[YOUR INSTRUCTIONS] Report every line below that carries the word "yellow".

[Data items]
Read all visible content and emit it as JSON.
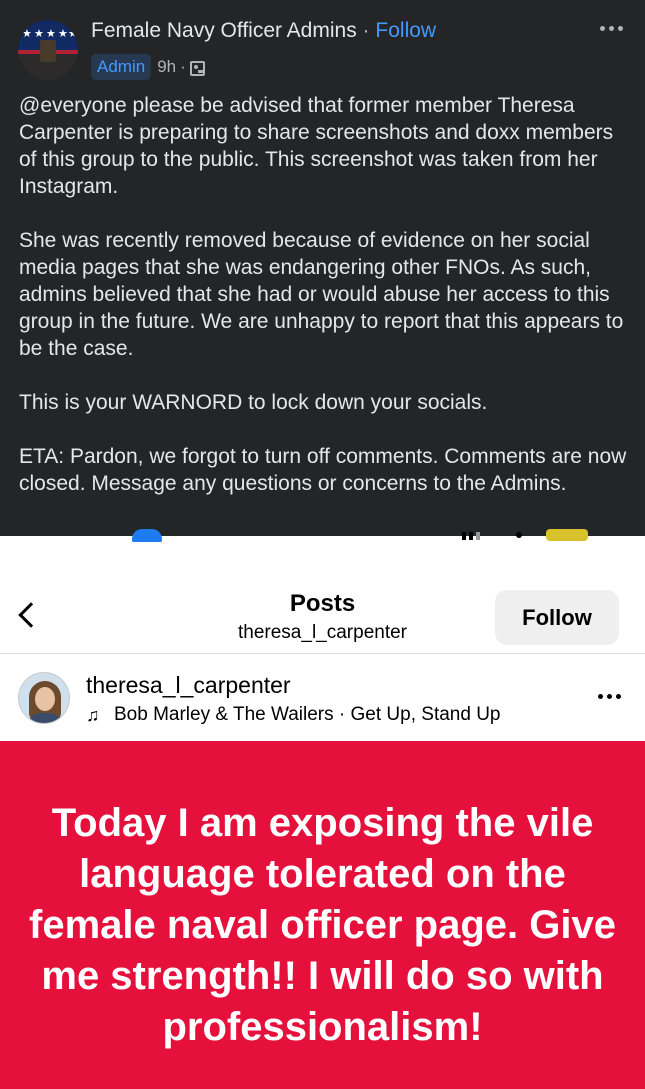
{
  "facebook": {
    "group_name": "Female Navy Officer Admins",
    "separator": "·",
    "follow_label": "Follow",
    "admin_badge": "Admin",
    "time": "9h",
    "time_separator": "·",
    "body": [
      "@everyone please be advised that former member Theresa Carpenter is preparing to share screenshots and doxx members of this group to the public. This screenshot was taken from her Instagram.",
      "She was recently removed because of evidence on her social media pages that she was endangering other FNOs. As such, admins believed that she had or would abuse her access to this group in the future. We are unhappy to report that this appears to be the case.",
      "This is your WARNORD to lock down your socials.",
      "ETA: Pardon, we forgot to turn off comments. Comments are now closed. Message any questions or concerns to the Admins."
    ],
    "icons": {
      "audience": "group-audience-icon",
      "more": "more-options-icon"
    }
  },
  "instagram": {
    "title": "Posts",
    "subtitle": "theresa_l_carpenter",
    "follow_label": "Follow",
    "post": {
      "username": "theresa_l_carpenter",
      "audio": "Bob Marley & The Wailers · Get Up, Stand Up",
      "image_text": "Today I am exposing the vile language tolerated on the female naval officer page. Give me strength!! I will do so with professionalism!"
    },
    "colors": {
      "image_background": "#e5103c",
      "follow_button": "#efefef"
    }
  },
  "colors": {
    "fb_background": "#242526",
    "fb_link": "#4599ff"
  }
}
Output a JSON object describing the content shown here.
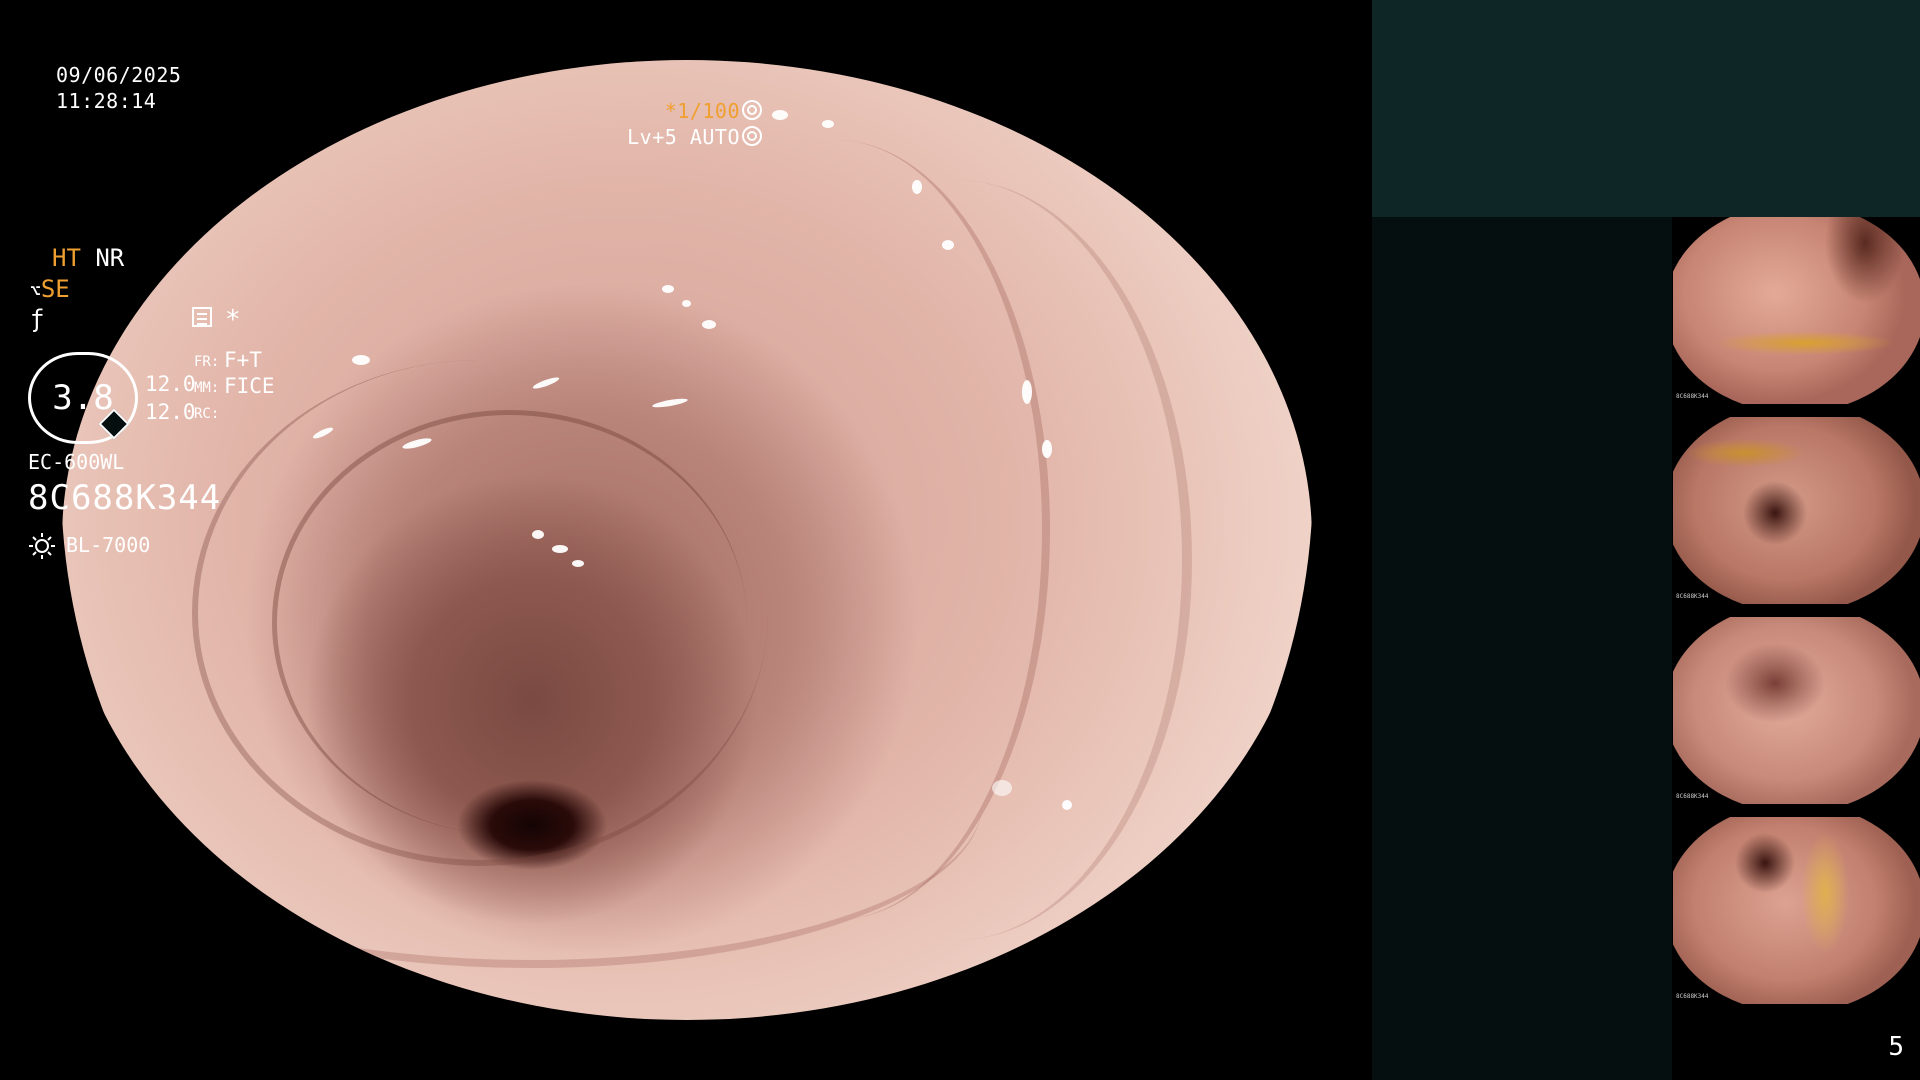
{
  "overlay": {
    "date": "09/06/2025",
    "time": "11:28:14",
    "shutter_speed": "*1/100",
    "level_label": "Lv+5 AUTO"
  },
  "panel": {
    "mode_ht": "HT",
    "mode_nr": "NR",
    "mode_se": "SE",
    "zoom_value": "3.8",
    "value_top": "12.0",
    "value_bottom": "12.0",
    "fr_label": "FR:",
    "fr_value": "F+T",
    "mm_label": "MM:",
    "mm_value": "FICE",
    "rc_label": "RC:",
    "scope_model": "EC-600WL",
    "scope_serial": "8C688K344",
    "light_source": "BL-7000",
    "star": "*"
  },
  "thumbnails": [
    {
      "caption": "8C688K344",
      "tone": "yellow-bile"
    },
    {
      "caption": "8C688K344",
      "tone": "lumen-yellow"
    },
    {
      "caption": "8C688K344",
      "tone": "folds"
    },
    {
      "caption": "8C688K344",
      "tone": "polyp-yellow"
    }
  ],
  "page_number": "5",
  "colors": {
    "accent": "#f0a030",
    "panel_top": "#0e2626",
    "panel_info": "#050f0f"
  },
  "icons": [
    "shutter-icon",
    "auto-icon",
    "scope-mode-icon",
    "function-icon",
    "menu-icon",
    "zoom-octagon-icon",
    "light-source-icon"
  ]
}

[SOLUTION FOR THIS TASK]
      "tone": "yellow-bile"
      "tone": "lumen-yellow"
      "tone": "polyp-yellow"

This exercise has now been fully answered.